Warmth and sunshine can be enjoyed year round. The drier, cooler season runs from April to November with an average temperature of 25°C. The warmer, more humid season runs from December to March with an average temperate of 29°C. Rainfall is more prevalent during the summer months. The water temperature is pleasant year-round.
There are many and varied eateries ranging from gourmet cuisine to friendly takeaway bars and island-style cafes. The food selection includes superb international cuisine to the old favourites – Chinese, Italian, Indian, and Continental.
Light casual clothing is appropriate all year round, with a light sweater for cooler evenings. Brief attire such as bikinis is not acceptable in the towns or villages and nude or topless sunbathing is prohibited. A respectable standard of dress is required if attending a church service.
240 volts / AC50 cycles. Power points can accept 3-pin angled plugs as used in Australia.
When organising your Cook Islands travel please note that Australian passport holders do not require a visa for stays of less than 31 days, however, passports must be valid for at least 6 months beyond your intended period of stay. A return or onward ticket is also required.
No vaccinations are required to enter the Cook Islands all Covid restrictions have been removed and only if you are arriving (or transiting) within 6 days of visiting an area infected with Yellow Fever. However, we recommend you discuss your health needs with a doctor prior to the commencement of any travel. Medical and dental services are available 24 hours a day.
There are no poisonous animals or insects in the Cook Islands although mosquito repellent is advisable.
Travel Insurance is highly recommended for all travellers to the Cook Islands. To ensure you have financial cover in the event that travel plans need to be changed due to COVID-19. Please ensure you fully understand what your Travel Insurance policy covers and whether it covers cancellation fees and amendments should you become ill. Inclusive of medical coverage including pandemics as a stipulation.

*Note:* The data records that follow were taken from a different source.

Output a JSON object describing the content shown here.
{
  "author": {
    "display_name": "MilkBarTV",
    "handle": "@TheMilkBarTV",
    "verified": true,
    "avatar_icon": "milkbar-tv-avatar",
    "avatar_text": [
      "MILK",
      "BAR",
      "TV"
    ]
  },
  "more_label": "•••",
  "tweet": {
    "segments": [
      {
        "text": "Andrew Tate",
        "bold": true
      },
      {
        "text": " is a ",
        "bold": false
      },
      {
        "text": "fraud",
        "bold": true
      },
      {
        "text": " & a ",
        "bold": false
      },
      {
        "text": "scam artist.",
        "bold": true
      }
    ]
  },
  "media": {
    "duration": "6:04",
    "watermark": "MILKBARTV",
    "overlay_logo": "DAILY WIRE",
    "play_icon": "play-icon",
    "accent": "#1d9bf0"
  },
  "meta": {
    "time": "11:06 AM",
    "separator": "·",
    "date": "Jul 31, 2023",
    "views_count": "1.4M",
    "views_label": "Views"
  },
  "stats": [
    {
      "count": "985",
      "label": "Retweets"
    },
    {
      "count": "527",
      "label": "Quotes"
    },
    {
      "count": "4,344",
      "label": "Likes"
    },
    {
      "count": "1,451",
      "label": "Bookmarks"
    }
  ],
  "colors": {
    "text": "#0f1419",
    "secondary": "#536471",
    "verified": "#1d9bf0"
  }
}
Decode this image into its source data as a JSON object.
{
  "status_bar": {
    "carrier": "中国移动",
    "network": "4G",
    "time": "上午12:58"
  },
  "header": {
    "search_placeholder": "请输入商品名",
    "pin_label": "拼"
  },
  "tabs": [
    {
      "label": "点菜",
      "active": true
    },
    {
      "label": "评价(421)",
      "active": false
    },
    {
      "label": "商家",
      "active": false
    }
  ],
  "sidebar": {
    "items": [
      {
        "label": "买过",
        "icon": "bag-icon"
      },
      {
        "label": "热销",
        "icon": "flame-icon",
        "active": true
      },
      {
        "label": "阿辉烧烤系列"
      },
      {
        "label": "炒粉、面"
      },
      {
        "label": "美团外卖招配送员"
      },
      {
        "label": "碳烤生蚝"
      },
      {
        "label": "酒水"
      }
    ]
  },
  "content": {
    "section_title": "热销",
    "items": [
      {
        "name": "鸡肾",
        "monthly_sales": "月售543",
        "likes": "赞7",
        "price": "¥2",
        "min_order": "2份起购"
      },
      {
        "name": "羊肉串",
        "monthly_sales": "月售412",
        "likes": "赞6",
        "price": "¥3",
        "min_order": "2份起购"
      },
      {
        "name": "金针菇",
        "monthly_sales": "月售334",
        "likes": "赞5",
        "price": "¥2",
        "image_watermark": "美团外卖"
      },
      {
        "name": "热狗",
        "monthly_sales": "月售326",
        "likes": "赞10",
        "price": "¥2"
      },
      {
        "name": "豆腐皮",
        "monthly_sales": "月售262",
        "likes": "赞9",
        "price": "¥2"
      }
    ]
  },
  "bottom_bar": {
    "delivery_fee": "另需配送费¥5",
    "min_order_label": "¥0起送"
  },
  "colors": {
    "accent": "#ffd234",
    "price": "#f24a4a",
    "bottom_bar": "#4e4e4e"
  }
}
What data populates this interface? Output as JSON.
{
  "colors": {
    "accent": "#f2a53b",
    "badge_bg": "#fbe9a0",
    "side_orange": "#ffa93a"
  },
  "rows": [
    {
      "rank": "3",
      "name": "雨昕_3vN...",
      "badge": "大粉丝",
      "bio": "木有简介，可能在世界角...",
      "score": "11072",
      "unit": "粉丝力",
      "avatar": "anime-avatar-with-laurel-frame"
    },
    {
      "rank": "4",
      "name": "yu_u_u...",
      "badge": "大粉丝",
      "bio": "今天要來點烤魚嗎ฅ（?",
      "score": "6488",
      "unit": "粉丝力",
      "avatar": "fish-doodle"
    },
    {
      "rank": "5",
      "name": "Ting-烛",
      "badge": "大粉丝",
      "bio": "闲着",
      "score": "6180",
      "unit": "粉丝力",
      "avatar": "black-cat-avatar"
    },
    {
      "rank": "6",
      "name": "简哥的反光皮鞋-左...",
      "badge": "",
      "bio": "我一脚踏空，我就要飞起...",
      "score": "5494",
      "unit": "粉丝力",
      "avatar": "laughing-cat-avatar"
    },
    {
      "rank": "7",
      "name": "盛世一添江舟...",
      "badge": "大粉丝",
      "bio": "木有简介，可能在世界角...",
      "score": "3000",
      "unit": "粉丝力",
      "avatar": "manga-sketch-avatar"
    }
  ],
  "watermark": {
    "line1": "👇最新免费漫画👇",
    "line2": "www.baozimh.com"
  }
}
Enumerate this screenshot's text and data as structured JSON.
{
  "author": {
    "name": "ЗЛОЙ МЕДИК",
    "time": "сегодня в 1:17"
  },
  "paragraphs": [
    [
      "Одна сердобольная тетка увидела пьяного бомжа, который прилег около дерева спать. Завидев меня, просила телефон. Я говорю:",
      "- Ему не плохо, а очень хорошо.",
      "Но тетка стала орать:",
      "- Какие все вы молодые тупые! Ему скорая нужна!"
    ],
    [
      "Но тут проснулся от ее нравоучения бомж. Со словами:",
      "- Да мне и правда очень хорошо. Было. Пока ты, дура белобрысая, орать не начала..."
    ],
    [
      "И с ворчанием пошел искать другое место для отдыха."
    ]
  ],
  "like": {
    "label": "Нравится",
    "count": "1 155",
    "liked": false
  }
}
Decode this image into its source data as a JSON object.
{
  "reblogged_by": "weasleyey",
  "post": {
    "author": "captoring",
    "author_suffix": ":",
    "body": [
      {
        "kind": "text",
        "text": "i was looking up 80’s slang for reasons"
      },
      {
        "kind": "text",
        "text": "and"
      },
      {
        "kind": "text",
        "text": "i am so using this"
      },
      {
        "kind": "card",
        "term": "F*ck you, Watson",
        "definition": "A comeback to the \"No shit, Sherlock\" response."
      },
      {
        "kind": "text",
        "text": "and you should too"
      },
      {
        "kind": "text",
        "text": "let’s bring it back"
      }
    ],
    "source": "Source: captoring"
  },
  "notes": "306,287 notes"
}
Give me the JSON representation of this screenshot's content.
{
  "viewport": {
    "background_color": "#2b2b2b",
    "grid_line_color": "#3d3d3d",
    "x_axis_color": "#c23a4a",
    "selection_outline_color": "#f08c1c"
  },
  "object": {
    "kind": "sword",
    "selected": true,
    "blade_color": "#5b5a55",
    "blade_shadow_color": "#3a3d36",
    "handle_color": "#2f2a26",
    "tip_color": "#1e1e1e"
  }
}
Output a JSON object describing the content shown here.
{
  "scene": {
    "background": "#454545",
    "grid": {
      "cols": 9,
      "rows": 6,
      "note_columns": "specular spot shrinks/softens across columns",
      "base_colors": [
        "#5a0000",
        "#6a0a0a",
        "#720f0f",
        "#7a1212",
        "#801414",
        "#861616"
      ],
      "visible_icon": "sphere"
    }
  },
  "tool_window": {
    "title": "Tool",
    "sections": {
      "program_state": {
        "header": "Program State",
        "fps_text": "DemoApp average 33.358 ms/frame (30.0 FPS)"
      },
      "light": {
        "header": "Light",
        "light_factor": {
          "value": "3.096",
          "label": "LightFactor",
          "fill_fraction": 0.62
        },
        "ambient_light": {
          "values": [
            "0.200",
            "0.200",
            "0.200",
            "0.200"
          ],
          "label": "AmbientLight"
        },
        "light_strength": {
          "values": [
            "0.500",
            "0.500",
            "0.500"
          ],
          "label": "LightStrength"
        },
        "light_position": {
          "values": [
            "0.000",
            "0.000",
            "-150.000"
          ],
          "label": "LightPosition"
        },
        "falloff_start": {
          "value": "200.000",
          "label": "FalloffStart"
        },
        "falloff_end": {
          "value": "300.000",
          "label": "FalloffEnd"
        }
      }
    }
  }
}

If you or a family member tests positive for COVID-19 during your stay, appropriate insurance will be needed to cover costs related to room relocation and booking extensions, rebooking airline tickets and any associated medical costs.
Cook Islands Maori is the local language although everyone speaks English.
Religion & Church
Cook Islanders are devout Christians and Sundays are regarded as a day of rest. Very few shops or tourist activities open on a Sunday. There are several denominations who welcome visitor’s attendance at church.
Business hours are 8am-4pm Monday to Friday and 8am-12 noon on Saturday. The main shopping area is in downtown Avarua where visitors will find unique black pearls, quality handcrafts, island art and colourful clothing. The local Punanga Nui Market comes alive every Saturday from 6am to midday with plenty of variety and bargains to be had. The market is also a great place to sample some of the local dishes including home-baked coconut rolls, eke (octopus) and ika mata (marinated raw fish).
Transportation & Driving
The island of Rarotonga is only 32km in circumference and it takes about one hour to travel right around. There are two main roads on Rarotonga – you can circle the island on the Ara Tapu sealed road through the villages and past the beaches, or you can take the older inland road which winds through local farmland.
The motor scooter is a popular, fun way to see the sites, however, motorbikes, cars and jeeps are also available for hire. The ‘Island Bus’ offers a convenient low-cost method of transport, operating a regular schedule around the island (in both directions). It will pick you up and set you down anywhere on request.
Driving is on the left-hand side of the road and visitors from Australia can now drive in the Cook Islands using their overseas license. Note, if you want to ride a scooter or motorbike and do not hold a valid motorcycle license, you will have to obtain a Cook Islands Driving License which involves a practical test at the Police Station in Avarua and payment of NZ$20 license fee and NZ$5 practical fee.
Tipping is not a custom in the Cook Islands.
The Cook Islands lie to the east of the International Date Line, 20hrs behind Australia (AEST).
Some visitors prefer to boil water before use, however, most hotels have water filter systems. Bottled water is readily available from local shops.